Since DePuy Orthopedics announced that it would recall its ASR hip implants last July, the Johnson & Johnson subsidiary as been barraged by bad news and even worse public perception. The metal-on-metal hip implant models were designed to be more sturdy, and were marketed toward a younger audience. But in reality, the hip implant’s metal construction was found to have an astronomical 13 percent failure rate, as many patients complained of chronic pain and abnormal levels of cobalt and chromium in their blood streams. Facing more than 500 state and federal hip implant lawsuits, J&J announced this week that DePuy’s president David Floyd will step down later this month.
Johnson & Johnson spokeswoman Lorie Gawreluk told Bloomberg over email that Floyd is resigning to “pursue interests outside the company,” and declined to add specifics. It’s hard to believe that Floyd’s removal isn’t at least partially due to DePuy’s massive and expensive hip implant failures. The company has already set aside $280 million to pay for the recall, and will likely be on the hook for much more as hip implant lawsuits continue to pile up.

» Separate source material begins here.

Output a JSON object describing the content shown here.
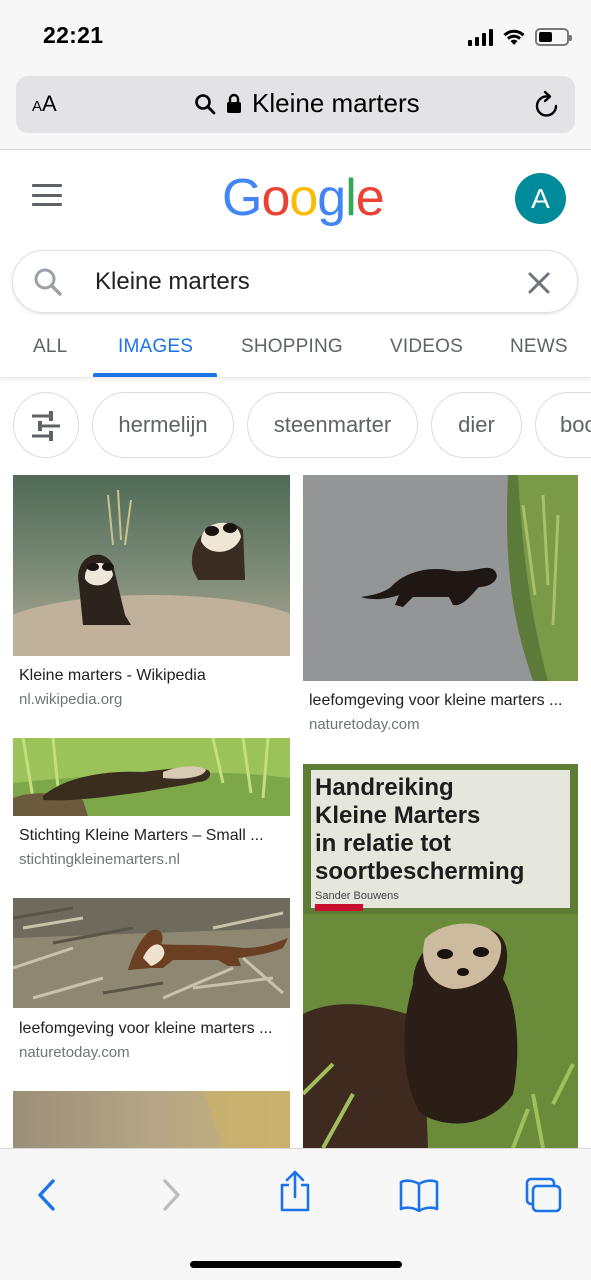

Last week, the San Francisco Daily Journal reported that California hip implant lawsuits may be tried here in the Bay Area. This came after Superior Court Complex Litigation Judge Richard Kramer indicated that he might favor San Francisco over the larger Los Angeles, saying “I wouldn’t assign something to San Francisco if I thought I couldn’t do it.”
It’s important to note that DePuy cannot bare the sole responsibility for these faulty hip implants. In fact, the Food and Drug Administration, the federal agency charged with making sure that all medical devices are safe, approved the DePuy ASR hip implant model with the help of a shortened process that green lights any product that is similar to another product already on the market. A recent New York Times story revealed that seventy percent of the medical devices recalled over the past five years were approved with the help of this streamlined procedure.
Floyd’s departure from DePuy will likely have a limited impact on state and federal hip implant lawsuits. But it’s a clear indication that, at least from a business perspective, Floyd’s leadership is no longer beneficial for DePuy.